I’m super excited to have contributed a few images to free NO AD app from Re+Public (PublicAdCampaign + The Heavy Projects) and the Subway Art Blog. BTW, that’s me and my honey testing the app last week. 🙂 Using augmented reality technology, the app allows users to view curated digital art in place of ads within the NYC subway system. For the next month and a half, works by the following, illustrious group of artists will replace any of the 100 most widely circulating subway platform advertisements:
Adam Amengual – Amy Arbus – Beau Stanton – Caroline Caldwell – Dadi Dreucol – Dal East – Dan Bergeron – Daniel Jefferson – Dr. D – Elizabeth Winnel – Elle – El Tono – Faith 47 – Hugh Lippe – Ian Strange – Icy and Sot – Influenza – Jay Shells – Jeff Stark – Jilly Ballistic – John Fekner – Jon Burgerman – Jordan Seiler – Know Hope – Leon Reid IV – LNY – Logan Hicks – Luna Park – Mario Brotha – Michael Alan – Michael De Feo – Mobstr – Neko – Noxer – Nuria Mora – OX – Pedro Sega – Peter Fuss – Poster Boy – Remi Rough – Ron English – Rone – Saber – Sean Martindale – Sheryo – Skullphone – Stikman – Stormie Mills – Tara McPherson – Tod Seelie – Trap – Vermibus – WK Interact – Work Hard Be Nice
Much like the ads in the subway are constantly updated, the NO AD app will auto update with new content on a regular basis. So what are you waiting for? Next to one-upping PosterBoy and coming up with clever ad takeovers of your own, download the app and (at least virtually) zap those ads!

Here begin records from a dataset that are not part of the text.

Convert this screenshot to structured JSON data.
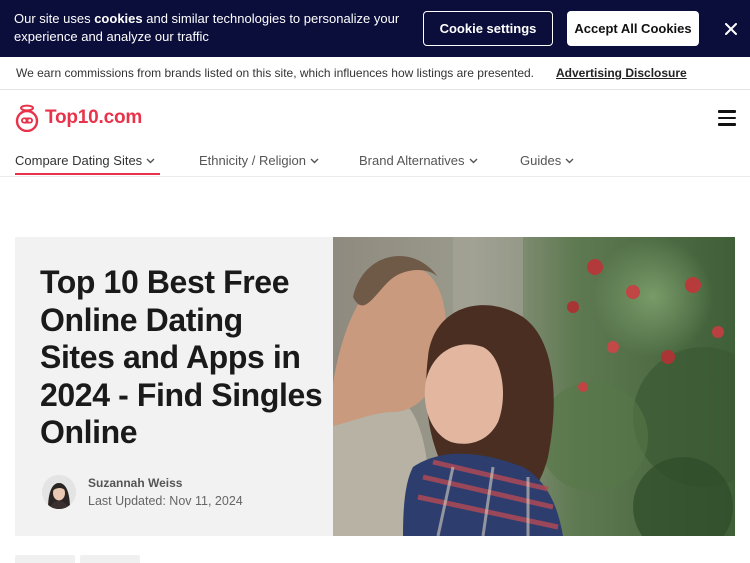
{
  "cookie_banner": {
    "text_before": "Our site uses ",
    "text_bold": "cookies",
    "text_after": " and similar technologies to personalize your experience and analyze our traffic",
    "settings_label": "Cookie settings",
    "accept_label": "Accept All Cookies",
    "close_icon": "close-icon"
  },
  "disclosure": {
    "text": "We earn commissions from brands listed on this site, which influences how listings are presented.",
    "link_label": "Advertising Disclosure"
  },
  "header": {
    "logo_text": "Top10.com",
    "menu_icon": "hamburger-menu-icon"
  },
  "nav": {
    "items": [
      {
        "label": "Compare Dating Sites"
      },
      {
        "label": "Ethnicity / Religion"
      },
      {
        "label": "Brand Alternatives"
      },
      {
        "label": "Guides"
      }
    ]
  },
  "hero": {
    "title": "Top 10 Best Free Online Dating Sites and Apps in 2024 - Find Singles Online",
    "author_name": "Suzannah Weiss",
    "updated": "Last Updated: Nov 11, 2024"
  },
  "colors": {
    "brand": "#e8334a",
    "cookie_bg": "#0b0d3a"
  }
}
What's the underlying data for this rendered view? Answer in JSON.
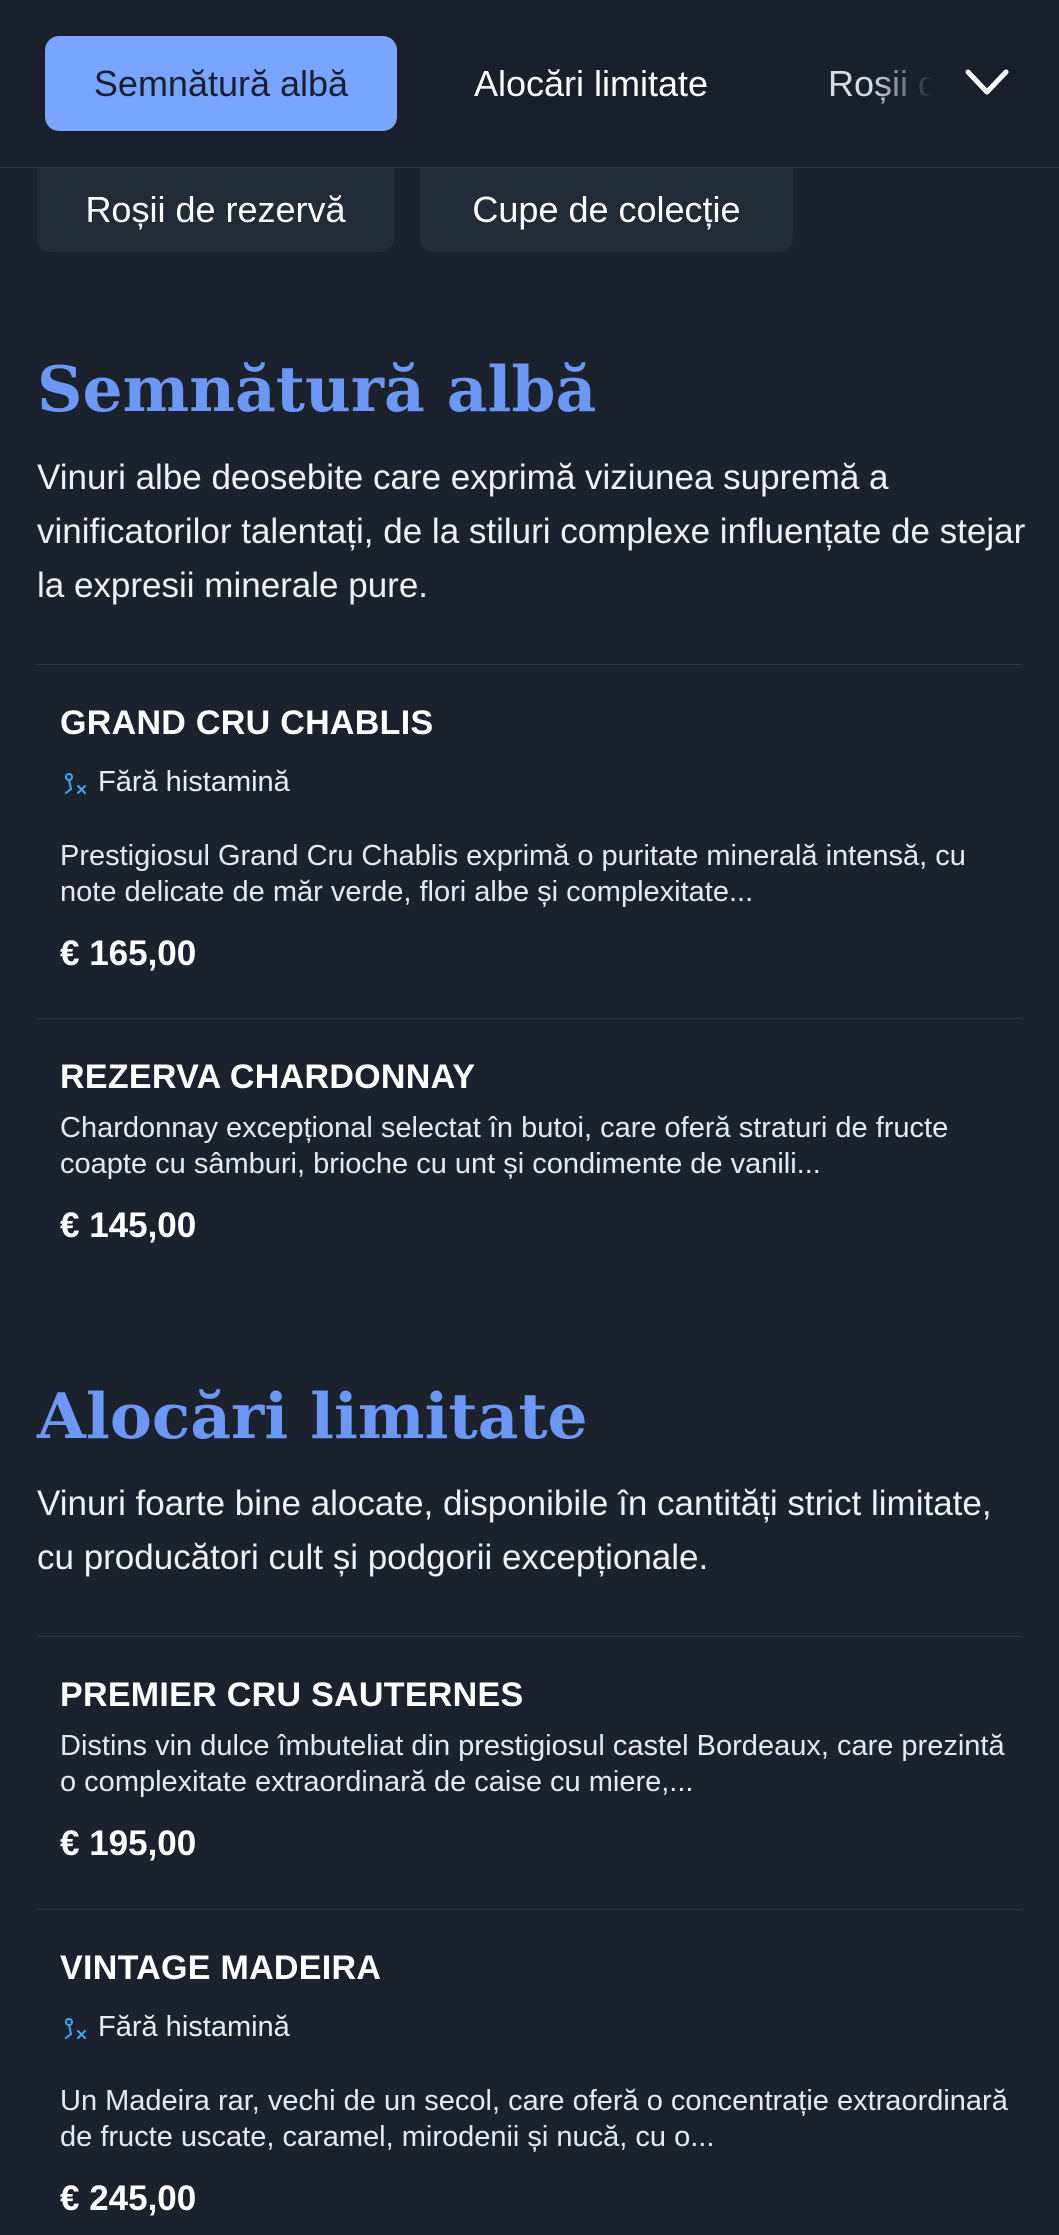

There’s one trend this summer I actually welcome wholeheartedly and that’s a steady uptick in the number of ad takeovers. (Hey, the New York Times is even sorta on it.)
Empowered by adbusting, artist activists such as Poster Boy and PublicAdCampaign (NO AD app coming soon), public space minded artists are keying into NYC bus shelters, newsstands and phone booths, replacing ads with art (and impunity).
This recent phonebooth takeover collaboration between Clint Mario and Me_NewYork includes a hilarious riff on a well-known Mens Wearhouse ad featuring former founder George Zimmer – they promise that we’re “gonna like the way Clint looks.”
Italian artist BR1 used a visit to NYC to introduce a series titled “Israeli Olives from Palestinian Trees”.
After a long absence, Specter returns to New York City’s streets, installing a series of abstracts, a project I hope he continues.
Lister hit a couple bus shelters in Manhattan, but they were removed before I could catch them.
The QRST and ELLE shelter pieces below both ran surprisingly long, despite QRST insisting “This is Temporary”.
On Sunday evening, Jordan Seiler’sPublicAdCampaign, in collaboration with The Heavy Projects, began the Beta testing phase of the Augmented Reality Advertising Takeover. With the use of a cell phone or iPad and a specially designed app, physical objects (in this case, ads) in the public space are transformed into Augmented Reality triggers, effectively layering your environment with virtual content that looks as if it is physically there in front of you. One minute you are looking at a “Cowboys and Aliens” poster, the next you are gazing at the art work of Ron English. And where else would be better to test this technology than in Times Square, an area over run with advertising, massive screens, and the highest pedestrian count in all of New York City?! As our gang of augmented reality seekers dodged taxi cabs and tourists, we saw Times Square transformed into an open air gallery, featuring not only the art work of Ron English, but also Poster Boy, John Fekner, OX, and dr. d.
Yesterday I had the great pleasure of running circles around lower Manhattan, documenting the Public Ad Campaign’s second New York Street Art Takeover. NYSAT aimed to draw attention to the proliferation of illegal street-level billboards – operated for profit by NPA – that contribute to the visual pollution of public space in NYC.
Two-person whitewashing crews hit the streets in the morning, followed by a cadre of artists who made quick work of the newly whitened spaces.
Within hours of beginning the whitewashing operation, NPA’s roving vans of “wildposters” were already hard at work reclaiming their spots (although not without a little resistance…).
Eyewitnesses reported numerous, heated altercations between NYSAT participants and NPA employees. A total of five NYSAT participants were arrested. My hat off to all NYSAT participants and volunteers and a special shout-out to Zoe for her support yesterday.